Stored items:
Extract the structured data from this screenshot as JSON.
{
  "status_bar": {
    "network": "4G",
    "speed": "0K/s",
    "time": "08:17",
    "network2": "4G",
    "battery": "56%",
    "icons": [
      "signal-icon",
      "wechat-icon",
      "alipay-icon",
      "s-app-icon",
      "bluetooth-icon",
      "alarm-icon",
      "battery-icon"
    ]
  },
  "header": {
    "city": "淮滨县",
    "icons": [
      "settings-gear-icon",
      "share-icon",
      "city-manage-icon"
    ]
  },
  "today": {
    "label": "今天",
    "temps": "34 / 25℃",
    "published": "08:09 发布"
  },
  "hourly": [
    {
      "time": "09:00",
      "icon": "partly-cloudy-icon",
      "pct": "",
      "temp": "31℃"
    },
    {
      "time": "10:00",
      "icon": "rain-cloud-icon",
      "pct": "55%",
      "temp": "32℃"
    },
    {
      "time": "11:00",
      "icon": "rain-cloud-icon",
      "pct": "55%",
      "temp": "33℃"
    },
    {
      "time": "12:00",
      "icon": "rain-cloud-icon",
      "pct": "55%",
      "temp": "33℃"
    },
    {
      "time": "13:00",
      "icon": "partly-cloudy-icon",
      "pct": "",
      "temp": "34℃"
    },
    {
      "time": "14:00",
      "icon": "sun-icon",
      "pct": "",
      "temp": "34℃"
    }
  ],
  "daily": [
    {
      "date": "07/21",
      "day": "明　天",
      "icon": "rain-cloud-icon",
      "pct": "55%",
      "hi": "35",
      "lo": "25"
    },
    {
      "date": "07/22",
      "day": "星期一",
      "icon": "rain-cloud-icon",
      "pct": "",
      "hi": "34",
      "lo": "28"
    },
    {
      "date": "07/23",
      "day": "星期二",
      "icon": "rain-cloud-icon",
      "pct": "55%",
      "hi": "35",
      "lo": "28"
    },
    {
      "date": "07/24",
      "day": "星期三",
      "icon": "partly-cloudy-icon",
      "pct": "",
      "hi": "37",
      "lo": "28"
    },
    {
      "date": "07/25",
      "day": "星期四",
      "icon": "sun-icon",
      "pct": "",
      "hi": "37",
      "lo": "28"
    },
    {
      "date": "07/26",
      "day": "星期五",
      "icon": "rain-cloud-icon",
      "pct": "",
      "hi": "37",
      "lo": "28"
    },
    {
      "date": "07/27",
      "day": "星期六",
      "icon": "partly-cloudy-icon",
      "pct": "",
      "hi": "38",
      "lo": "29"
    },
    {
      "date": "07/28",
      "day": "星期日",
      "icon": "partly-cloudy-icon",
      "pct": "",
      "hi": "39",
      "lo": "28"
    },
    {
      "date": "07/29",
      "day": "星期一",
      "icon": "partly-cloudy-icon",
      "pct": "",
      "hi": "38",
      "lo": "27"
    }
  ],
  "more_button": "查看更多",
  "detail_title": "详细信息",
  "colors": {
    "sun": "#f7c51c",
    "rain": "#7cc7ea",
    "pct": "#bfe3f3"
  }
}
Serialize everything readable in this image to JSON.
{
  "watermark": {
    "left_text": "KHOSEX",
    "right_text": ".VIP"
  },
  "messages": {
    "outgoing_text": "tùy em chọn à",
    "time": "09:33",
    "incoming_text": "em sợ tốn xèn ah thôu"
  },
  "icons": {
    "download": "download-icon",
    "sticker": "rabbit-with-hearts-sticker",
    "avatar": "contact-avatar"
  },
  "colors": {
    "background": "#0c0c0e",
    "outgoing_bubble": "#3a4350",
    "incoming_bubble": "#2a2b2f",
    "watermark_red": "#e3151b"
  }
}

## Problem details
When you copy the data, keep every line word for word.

## Solved problem
Extract the structured data from this screenshot as JSON.
{
  "status_bar": {
    "network": "4G",
    "speed": "0K/s",
    "time": "08:17",
    "network2": "4G",
    "battery": "56%",
    "icons": [
      "signal-icon",
      "wechat-icon",
      "alipay-icon",
      "s-app-icon",
      "bluetooth-icon",
      "alarm-icon",
      "battery-icon"
    ]
  },
  "header": {
    "city": "淮滨县",
    "icons": [
      "settings-gear-icon",
      "share-icon",
      "city-manage-icon"
    ]
  },
  "today": {
    "label": "今天",
    "temps": "34 / 25℃",
    "published": "08:09 发布"
  },
  "hourly": [
    {
      "time": "09:00",
      "icon": "partly-cloudy-icon",
      "pct": "",
      "temp": "31℃"
    },
    {
      "time": "10:00",
      "icon": "rain-cloud-icon",
      "pct": "55%",
      "temp": "32℃"
    },
    {
      "time": "11:00",
      "icon": "rain-cloud-icon",
      "pct": "55%",
      "temp": "33℃"
    },
    {
      "time": "12:00",
      "icon": "rain-cloud-icon",
      "pct": "55%",
      "temp": "33℃"
    },
    {
      "time": "13:00",
      "icon": "partly-cloudy-icon",
      "pct": "",
      "temp": "34℃"
    },
    {
      "time": "14:00",
      "icon": "sun-icon",
      "pct": "",
      "temp": "34℃"
    }
  ],
  "daily": [
    {
      "date": "07/21",
      "day": "明　天",
      "icon": "rain-cloud-icon",
      "pct": "55%",
      "hi": "35",
      "lo": "25"
    },
    {
      "date": "07/22",
      "day": "星期一",
      "icon": "rain-cloud-icon",
      "pct": "",
      "hi": "34",
      "lo": "28"
    },
    {
      "date": "07/23",
      "day": "星期二",
      "icon": "rain-cloud-icon",
      "pct": "55%",
      "hi": "35",
      "lo": "28"
    },
    {
      "date": "07/24",
      "day": "星期三",
      "icon": "partly-cloudy-icon",
      "pct": "",
      "hi": "37",
      "lo": "28"
    },
    {
      "date": "07/25",
      "day": "星期四",
      "icon": "sun-icon",
      "pct": "",
      "hi": "37",
      "lo": "28"
    },
    {
      "date": "07/26",
      "day": "星期五",
      "icon": "rain-cloud-icon",
      "pct": "",
      "hi": "37",
      "lo": "28"
    },
    {
      "date": "07/27",
      "day": "星期六",
      "icon": "partly-cloudy-icon",
      "pct": "",
      "hi": "38",
      "lo": "29"
    },
    {
      "date": "07/28",
      "day": "星期日",
      "icon": "partly-cloudy-icon",
      "pct": "",
      "hi": "39",
      "lo": "28"
    },
    {
      "date": "07/29",
      "day": "星期一",
      "icon": "partly-cloudy-icon",
      "pct": "",
      "hi": "38",
      "lo": "27"
    }
  ],
  "more_button": "查看更多",
  "detail_title": "详细信息",
  "colors": {
    "sun": "#f7c51c",
    "rain": "#7cc7ea",
    "pct": "#bfe3f3"
  }
}
Serialize everything readable in this image to JSON.
{
  "watermark": {
    "left_text": "KHOSEX",
    "right_text": ".VIP"
  },
  "messages": {
    "outgoing_text": "tùy em chọn à",
    "time": "09:33",
    "incoming_text": "em sợ tốn xèn ah thôu"
  },
  "icons": {
    "download": "download-icon",
    "sticker": "rabbit-with-hearts-sticker",
    "avatar": "contact-avatar"
  },
  "colors": {
    "background": "#0c0c0e",
    "outgoing_bubble": "#3a4350",
    "incoming_bubble": "#2a2b2f",
    "watermark_red": "#e3151b"
  }
}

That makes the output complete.